»»

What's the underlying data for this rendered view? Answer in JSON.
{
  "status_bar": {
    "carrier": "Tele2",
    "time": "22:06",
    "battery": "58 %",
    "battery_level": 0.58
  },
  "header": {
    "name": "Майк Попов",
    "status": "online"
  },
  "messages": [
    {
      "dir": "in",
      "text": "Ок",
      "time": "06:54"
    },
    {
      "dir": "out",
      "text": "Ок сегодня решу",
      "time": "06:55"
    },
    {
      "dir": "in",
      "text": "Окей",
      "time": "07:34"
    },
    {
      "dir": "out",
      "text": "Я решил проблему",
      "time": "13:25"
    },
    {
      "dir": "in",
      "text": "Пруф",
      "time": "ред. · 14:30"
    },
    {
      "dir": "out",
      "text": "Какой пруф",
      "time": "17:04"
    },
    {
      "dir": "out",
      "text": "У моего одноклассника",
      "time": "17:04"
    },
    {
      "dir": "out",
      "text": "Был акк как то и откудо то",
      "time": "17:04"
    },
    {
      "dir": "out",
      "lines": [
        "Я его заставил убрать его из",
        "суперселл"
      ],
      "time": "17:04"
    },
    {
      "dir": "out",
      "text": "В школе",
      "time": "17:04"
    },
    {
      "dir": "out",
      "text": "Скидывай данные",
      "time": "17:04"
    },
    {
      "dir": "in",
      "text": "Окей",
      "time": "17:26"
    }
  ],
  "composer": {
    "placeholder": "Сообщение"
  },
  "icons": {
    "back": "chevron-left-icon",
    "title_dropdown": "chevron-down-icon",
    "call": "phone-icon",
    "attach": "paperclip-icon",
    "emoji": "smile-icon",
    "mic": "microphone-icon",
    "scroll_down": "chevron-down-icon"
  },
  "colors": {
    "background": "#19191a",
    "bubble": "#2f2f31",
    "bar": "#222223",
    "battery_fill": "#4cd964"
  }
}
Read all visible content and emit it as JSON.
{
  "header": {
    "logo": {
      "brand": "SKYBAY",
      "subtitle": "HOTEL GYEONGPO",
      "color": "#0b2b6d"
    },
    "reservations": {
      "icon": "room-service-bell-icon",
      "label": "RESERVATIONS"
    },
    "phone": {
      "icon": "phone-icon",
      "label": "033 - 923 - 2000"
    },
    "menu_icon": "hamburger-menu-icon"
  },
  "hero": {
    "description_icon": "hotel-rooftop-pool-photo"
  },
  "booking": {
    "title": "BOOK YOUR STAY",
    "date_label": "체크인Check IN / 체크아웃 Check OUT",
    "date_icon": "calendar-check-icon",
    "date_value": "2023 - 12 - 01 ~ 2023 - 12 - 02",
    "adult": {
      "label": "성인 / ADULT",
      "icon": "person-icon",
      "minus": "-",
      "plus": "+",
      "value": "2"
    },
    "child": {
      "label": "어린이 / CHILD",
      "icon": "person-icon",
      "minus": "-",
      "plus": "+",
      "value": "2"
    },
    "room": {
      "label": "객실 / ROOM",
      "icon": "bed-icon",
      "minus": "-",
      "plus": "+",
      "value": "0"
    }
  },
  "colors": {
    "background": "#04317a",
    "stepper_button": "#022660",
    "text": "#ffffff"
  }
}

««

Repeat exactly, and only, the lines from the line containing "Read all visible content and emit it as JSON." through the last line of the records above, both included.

> _Result of the exercise_
Read all visible content and emit it as JSON.
{
  "header": {
    "logo": {
      "brand": "SKYBAY",
      "subtitle": "HOTEL GYEONGPO",
      "color": "#0b2b6d"
    },
    "reservations": {
      "icon": "room-service-bell-icon",
      "label": "RESERVATIONS"
    },
    "phone": {
      "icon": "phone-icon",
      "label": "033 - 923 - 2000"
    },
    "menu_icon": "hamburger-menu-icon"
  },
  "hero": {
    "description_icon": "hotel-rooftop-pool-photo"
  },
  "booking": {
    "title": "BOOK YOUR STAY",
    "date_label": "체크인Check IN / 체크아웃 Check OUT",
    "date_icon": "calendar-check-icon",
    "date_value": "2023 - 12 - 01 ~ 2023 - 12 - 02",
    "adult": {
      "label": "성인 / ADULT",
      "icon": "person-icon",
      "minus": "-",
      "plus": "+",
      "value": "2"
    },
    "child": {
      "label": "어린이 / CHILD",
      "icon": "person-icon",
      "minus": "-",
      "plus": "+",
      "value": "2"
    },
    "room": {
      "label": "객실 / ROOM",
      "icon": "bed-icon",
      "minus": "-",
      "plus": "+",
      "value": "0"
    }
  },
  "colors": {
    "background": "#04317a",
    "stepper_button": "#022660",
    "text": "#ffffff"
  }
}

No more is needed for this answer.